The first excerpt represents the past or something you must release, and is drawn from She Stoops to Conquer by Oliver Goldsmith:

always look to these things myself.

HARDCASTLE. I must insist, sir, you'll make yourself easy on that head.

MARLOW. You see I'm resolved on it. (Aside.) A very troublesome fellow this, as I ever met with.

HARDCASTLE. Well, sir, I'm resolved at least to attend you. (Aside.) This may be modem modesty, but I never saw anything look so like old-fashioned impudence. [Exeunt MARLOW and HARDCASTLE.]

HASTINGS. (Alone.) So I find this fellow's civilities begin to grow troublesome. But who can be angry at those assiduities which are meant to please him? Ha! what do I see? Miss Neville, by all that's happy!


She Stoops to Conquer
The second excerpt represents the present or the deciding factor of the moment, and is drawn from An Episode Under the Terror by Honore de Balzac:

repentance.

When the priest came to the Latin words, Introibo ad altare Dei, a sudden divine inspiration flashed upon him; he looked at the three kneeling figures, the representatives of Christian France, and said instead, as though to blot out the poverty of the garret, "We are about to enter the Sanctuary of God!"

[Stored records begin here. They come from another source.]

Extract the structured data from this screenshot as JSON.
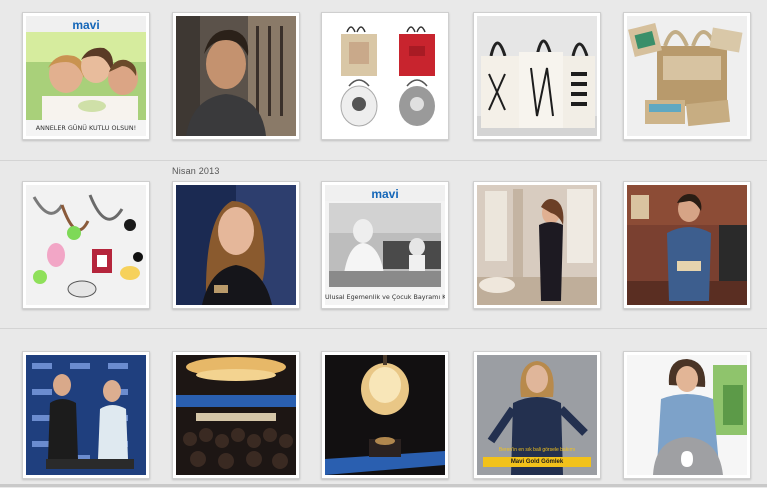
{
  "sections": [
    {
      "label": ""
    },
    {
      "label": "Nisan 2013"
    },
    {
      "label": ""
    }
  ],
  "thumbnails": {
    "row1": [
      {
        "name": "mothers-day-card",
        "logo": "mavi",
        "caption": "ANNELER GÜNÜ KUTLU OLSUN!"
      },
      {
        "name": "man-portrait"
      },
      {
        "name": "tote-bags-four"
      },
      {
        "name": "canvas-tote-bags"
      },
      {
        "name": "jute-bags"
      }
    ],
    "row2": [
      {
        "name": "necklaces"
      },
      {
        "name": "woman-portrait"
      },
      {
        "name": "childrens-day-card",
        "logo": "mavi",
        "caption": "Ulusal Egemenlik ve Çocuk Bayramı Kutlu Olsun!"
      },
      {
        "name": "woman-in-room"
      },
      {
        "name": "man-reading"
      }
    ],
    "row3": [
      {
        "name": "two-men-on-stage"
      },
      {
        "name": "event-crowd"
      },
      {
        "name": "chandelier-stage"
      },
      {
        "name": "woman-gold-campaign",
        "badge_sub": "Beren'in en sık bali görsele bakımı",
        "badge": "Mavi Gold Gömlek"
      },
      {
        "name": "woman-with-bag"
      }
    ]
  }
}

These words, uttered with thrilling earnestness, struck reverent awe into the nuns and the stranger. Under the vaulted roof of St. Peter's at Rome, God would not have revealed Himself in greater majesty than here for the eyes of the Christians in that poor refuge; so true is it that all intermediaries between God and the soul of man are

The third excerpt represents the future or something you must embrace, and is drawn from Tarzan the Untamed by Edgar Rice Burroughs:

ized that he was not menacing her, for there was little or no baring of fighting fangs and his whole expression and attitude was of one attempting to explain a knotty problem or plead a worthy cause. At last he became evidently impatient, for with a sweep of one great paw he struck the spear from her hand and coming close, seized her by the arm, but not roughly. She shrank away in terror and yet some sense within her seemed to be trying to assure her that she was in no danger from this great beast. Zu-tag jabbered loudly, ever and again pointing into the jungle toward the south and moving toward the boma, pulling the girl with him. He seemed almost frantic


Tarzan the Untamed